Health outcomes surveys were conducted by telephone with Project Access patients on a voluntary basis.
The Case Management program appears to be effective in reducing ED visits for non-urgent health problems, and in achieving cost savings for the medical centers.
Project Access enrollees are much less likely to visit emergency rooms for primary care needs, as compared to Medicaid and uninsured populations.
ECM extended care management services to Medicaid HealthConnect (fee-for-service) enrollees who resided in Sedgwick County.
During the first 8 years of Project Access operations, claims-based data was available for 7,511 patients.
In 1998, Paul Uhlig, MD, a fourth generation Kansas physician and a cardiothoracic surgeon, set the wheels in motion to improve access to health care for the 50,000 uninsured living in Wichita-Sedgwick County.
Project Access’ success lies in its relationship-building and thinking creatively to solve community health problems.
When the Medical Society of Sedgwick County (MSSC) took Project Access under its wing, it ensured that there would be an adequate number of doctors available for participation.
Because many uninsured people go to local emergency departments for medical needs that often should be treated and managed in a primary care setting, much of the escalated costs for care for the uninsured are borne by the hospitals.

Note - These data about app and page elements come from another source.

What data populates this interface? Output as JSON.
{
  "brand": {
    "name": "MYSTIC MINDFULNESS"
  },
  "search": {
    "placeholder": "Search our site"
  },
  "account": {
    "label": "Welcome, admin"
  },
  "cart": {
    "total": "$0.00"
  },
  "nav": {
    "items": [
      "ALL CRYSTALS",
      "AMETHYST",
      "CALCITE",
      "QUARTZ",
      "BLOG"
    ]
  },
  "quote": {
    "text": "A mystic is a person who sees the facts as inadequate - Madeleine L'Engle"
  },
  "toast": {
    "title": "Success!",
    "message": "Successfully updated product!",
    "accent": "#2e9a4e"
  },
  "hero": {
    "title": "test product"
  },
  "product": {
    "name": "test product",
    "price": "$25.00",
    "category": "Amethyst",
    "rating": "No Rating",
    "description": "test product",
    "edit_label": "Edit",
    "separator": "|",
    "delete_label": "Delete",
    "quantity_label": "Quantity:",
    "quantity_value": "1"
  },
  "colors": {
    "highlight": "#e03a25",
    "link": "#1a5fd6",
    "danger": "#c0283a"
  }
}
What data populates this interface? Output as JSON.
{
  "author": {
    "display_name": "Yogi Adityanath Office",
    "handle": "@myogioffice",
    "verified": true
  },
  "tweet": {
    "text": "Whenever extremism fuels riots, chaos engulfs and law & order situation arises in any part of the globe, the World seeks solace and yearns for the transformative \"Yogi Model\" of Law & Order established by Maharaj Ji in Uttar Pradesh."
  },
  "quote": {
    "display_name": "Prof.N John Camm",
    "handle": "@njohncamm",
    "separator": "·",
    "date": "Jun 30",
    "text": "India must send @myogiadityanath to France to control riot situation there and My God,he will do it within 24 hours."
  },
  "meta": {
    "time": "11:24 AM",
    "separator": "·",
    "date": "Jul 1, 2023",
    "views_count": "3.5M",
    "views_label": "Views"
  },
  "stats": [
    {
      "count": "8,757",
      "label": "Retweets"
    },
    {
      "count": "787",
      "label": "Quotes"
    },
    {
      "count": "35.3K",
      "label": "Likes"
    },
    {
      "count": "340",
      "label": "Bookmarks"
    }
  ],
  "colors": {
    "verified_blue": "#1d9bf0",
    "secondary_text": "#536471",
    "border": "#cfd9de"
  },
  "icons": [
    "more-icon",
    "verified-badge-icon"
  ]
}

For years community clinics (FQHCs and privately-funded clinics) had to negotiate with doctors and hospitals to get treatment and diagnostic testing for their uninsured patients.